In theory, drought alleviation and flood protection from large reservoirs can be achieved to some extent, however, experience has shown that this is not always the case and is highly dependent on how reservoirs and dams are managed and operated 6. Given that the hydropower reservoirs in both the Mekong and Lancang are almost exclusively for power-production, conclusions related to the benefits of hydropower for drought alleviation and flood protection need further substantiation. At present there is no evidence that the Lancang cascade has flood and drought management explicitly in their operation strategies and the Tsinghua study does not provide this evidence which is necessary to substantiate the conclusions drawn about hydropower benefits. Further evidence is needed of the specific changes in river water levels during drought events to show how reservoir operations alleviate (by releasing more water) or exacerbate (by releasing less water than naturally would occur) hydrological drought conditions downstream. This is especially pertinent for the Mekong reaches downstream of the Lancang cascade. Provision of reservoir operation strategies and analysis of their manifestation in observed gauging records by the Tsinghua Study would be a major contribution to understanding of the role of Lancang hydropower on water availability during drought (and flood) conditions and we urge the authors to expand the analysis to include this.
Conclusion: important step towards regional cooperation, but lack of novelty
The Tsinghua Study is an important step by leading Chinese institutions to contribute to a regional debate surrounding drought and regional water management in the Mekong Basin. At present the study does not provide any substantial new information which clarifies the causes of the drought conditions in 2019 or the role of the Lancang hydropower cascade in low downstream water levels. Importantly, the description of the methodology suggests that the study could make such contributions if the analysis was expanded to address the comments above. Further if the expanded analysis was undertaken collaboratively with Mekong research partners, the Tsinghua study has the potential to make an important step towards regional cooperation and sharing of observed data on the Lancang – two critical barriers impeding sustainable management of the transboundary Mekong Basin.
1 It is unknown whether the July 2020 version of study has been released publicly or is in draft stages (4)
2 Including an analysis of meteorological drought using conventional drought indices Standardised Precipitation Evapotranspiration Index (SPEI); Standardised Precipitation Index (SPI), and utilizing long-term global climate re-analysis data sets

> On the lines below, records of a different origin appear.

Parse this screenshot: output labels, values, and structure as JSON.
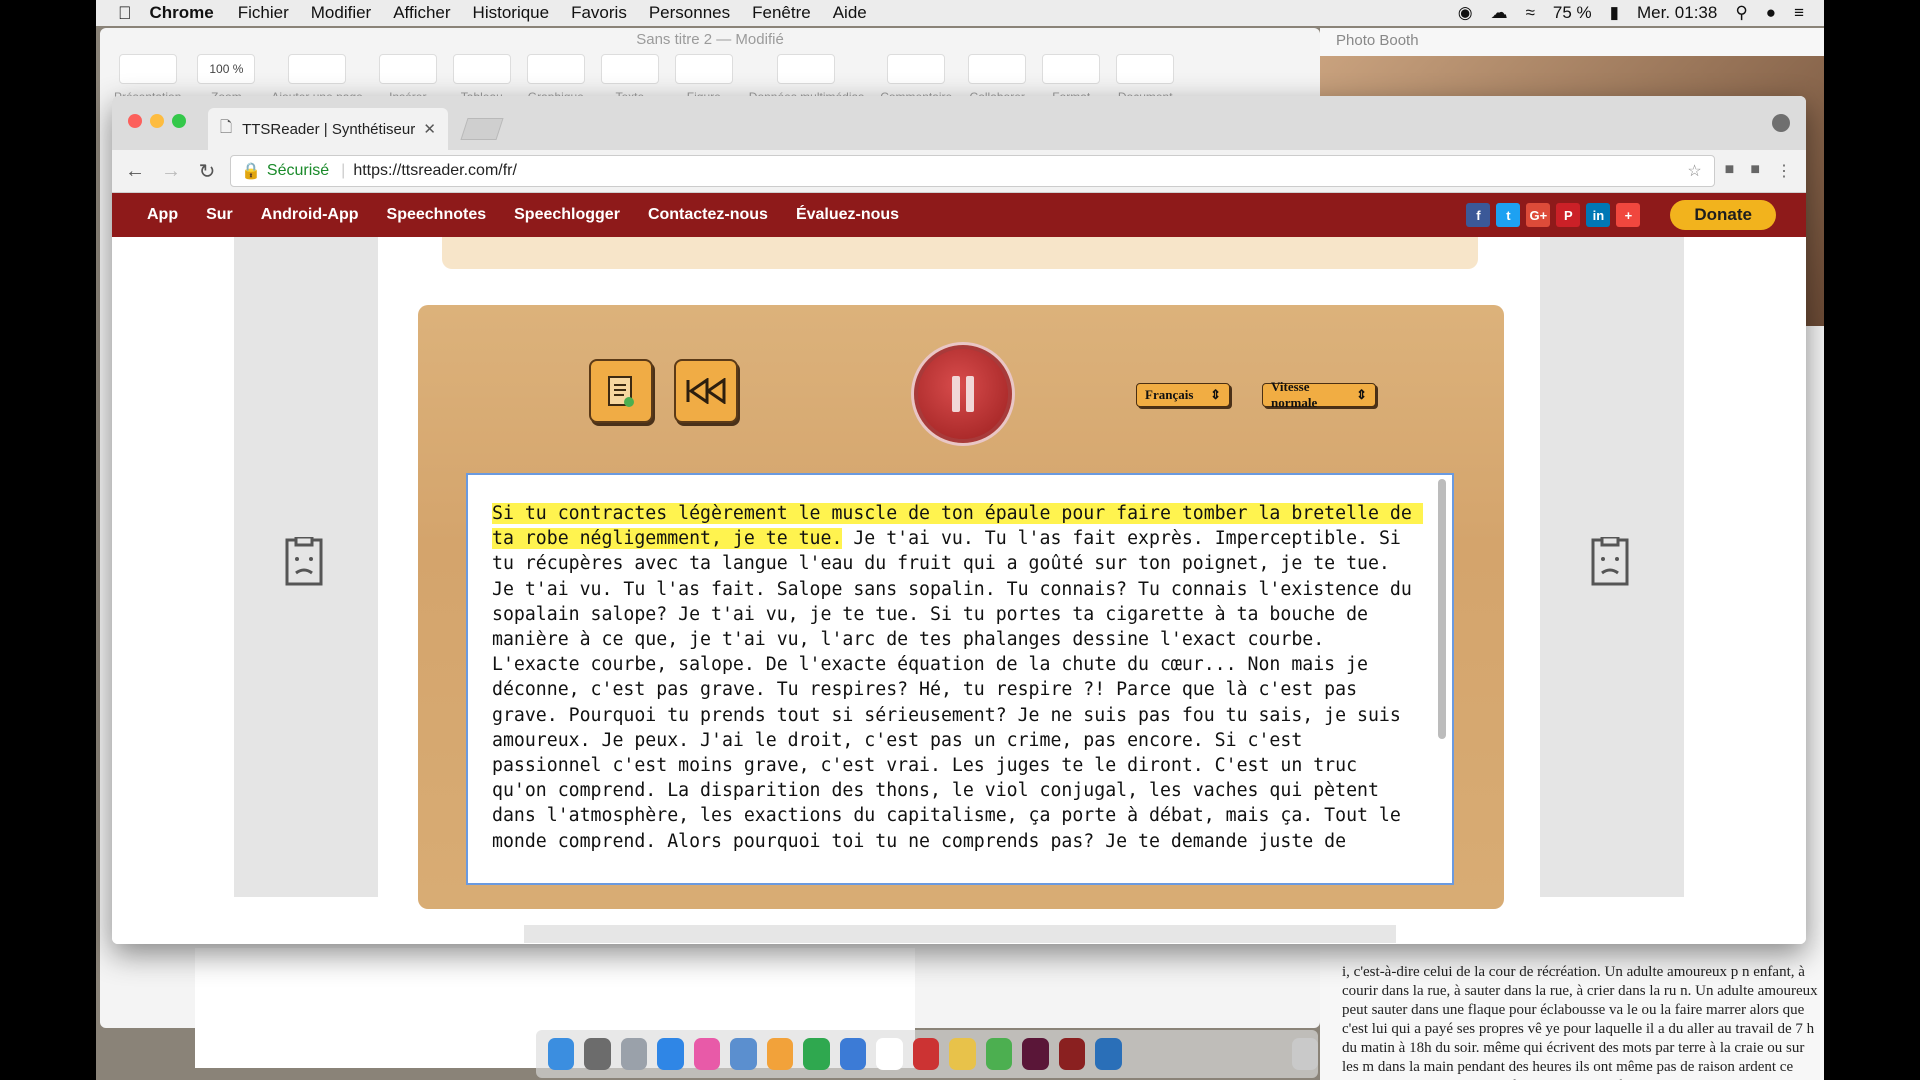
{
  "menubar": {
    "app": "Chrome",
    "items": [
      "Fichier",
      "Modifier",
      "Afficher",
      "Historique",
      "Favoris",
      "Personnes",
      "Fenêtre",
      "Aide"
    ],
    "battery": "75 %",
    "clock": "Mer. 01:38"
  },
  "pages": {
    "title": "Sans titre 2 — Modifié",
    "zoom": "100 %",
    "tools": [
      "Présentation",
      "Zoom",
      "Ajouter une page",
      "Insérer",
      "Tableau",
      "Graphique",
      "Texte",
      "Figure",
      "Données multimédias",
      "Commentaire",
      "Collaborer",
      "Format",
      "Document"
    ]
  },
  "photobooth": {
    "title": "Photo Booth",
    "text": "i, c'est-à-dire celui de la cour de récréation. Un adulte amoureux p n enfant, à courir dans la rue, à sauter dans la rue, à crier dans la ru n. Un adulte amoureux peut sauter dans une flaque pour éclabousse va le ou la faire marrer alors que c'est lui qui a payé ses propres vê ye pour laquelle il a du aller au travail de 7 h du matin à 18h du soir. même qui écrivent des mots par terre à la craie ou sur les m dans la main pendant des heures ils ont même pas de raison ardent ce qu'il y a autour et ils ne s'arrêtent que pour se faire"
  },
  "chrome": {
    "tab_title": "TTSReader | Synthétiseur voc",
    "secure_label": "Sécurisé",
    "url": "https://ttsreader.com/fr/"
  },
  "site": {
    "nav": [
      "App",
      "Sur",
      "Android-App",
      "Speechnotes",
      "Speechlogger",
      "Contactez-nous",
      "Évaluez-nous"
    ],
    "donate": "Donate"
  },
  "player": {
    "language": "Français",
    "speed": "Vitesse normale",
    "highlighted_text": "Si tu contractes légèrement le muscle de ton épaule pour faire tomber la bretelle de ta robe négligemment, je te tue.",
    "rest_text": " Je t'ai vu. Tu l'as fait exprès. Imperceptible. Si tu récupères avec ta langue l'eau du fruit qui a goûté sur ton poignet, je te tue. Je t'ai vu. Tu l'as fait. Salope sans sopalin. Tu connais? Tu connais l'existence du sopalain salope? Je t'ai vu, je te tue. Si tu portes ta cigarette à ta bouche de manière à ce que, je t'ai vu, l'arc de tes phalanges dessine l'exact courbe. L'exacte courbe, salope. De l'exacte équation de la chute du cœur... Non mais je déconne, c'est pas grave. Tu respires? Hé, tu respire ?! Parce que là c'est pas grave. Pourquoi tu prends tout si sérieusement? Je ne suis pas fou tu sais, je suis amoureux. Je peux. J'ai le droit, c'est pas un crime, pas encore. Si c'est passionnel c'est moins grave, c'est vrai. Les juges te le diront. C'est un truc qu'on comprend. La disparition des thons, le viol conjugal, les vaches qui pètent dans l'atmosphère, les exactions du capitalisme, ça porte à débat, mais ça. Tout le monde comprend. Alors pourquoi toi tu ne comprends pas? Je te demande juste de"
  }
}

3 The study employs the THREW model (Tsinghua Hydrological Model based on Representative Elemntary Watersheds).
4 Here we use the distinction adopted by the Tsinghua Study to refer to the Upper Mekong as Lancang River and Lower Mekong as Mekong River.
6 There examples from within the Mekong Basin where large hydropower projects can actually exacerbate events, see for example Ketelsen et al. (2013).
Marko Kallio works as a doctoral student in WDRG and in GIS Research group in Aalto. Timo Räsänen worked in WDRG as a doctoral candidate and a postdoc until 2017. More information at Amperes. This commentary a great example of the science-policy discussion WDRG actively participates to – the research impacts takes place in the society.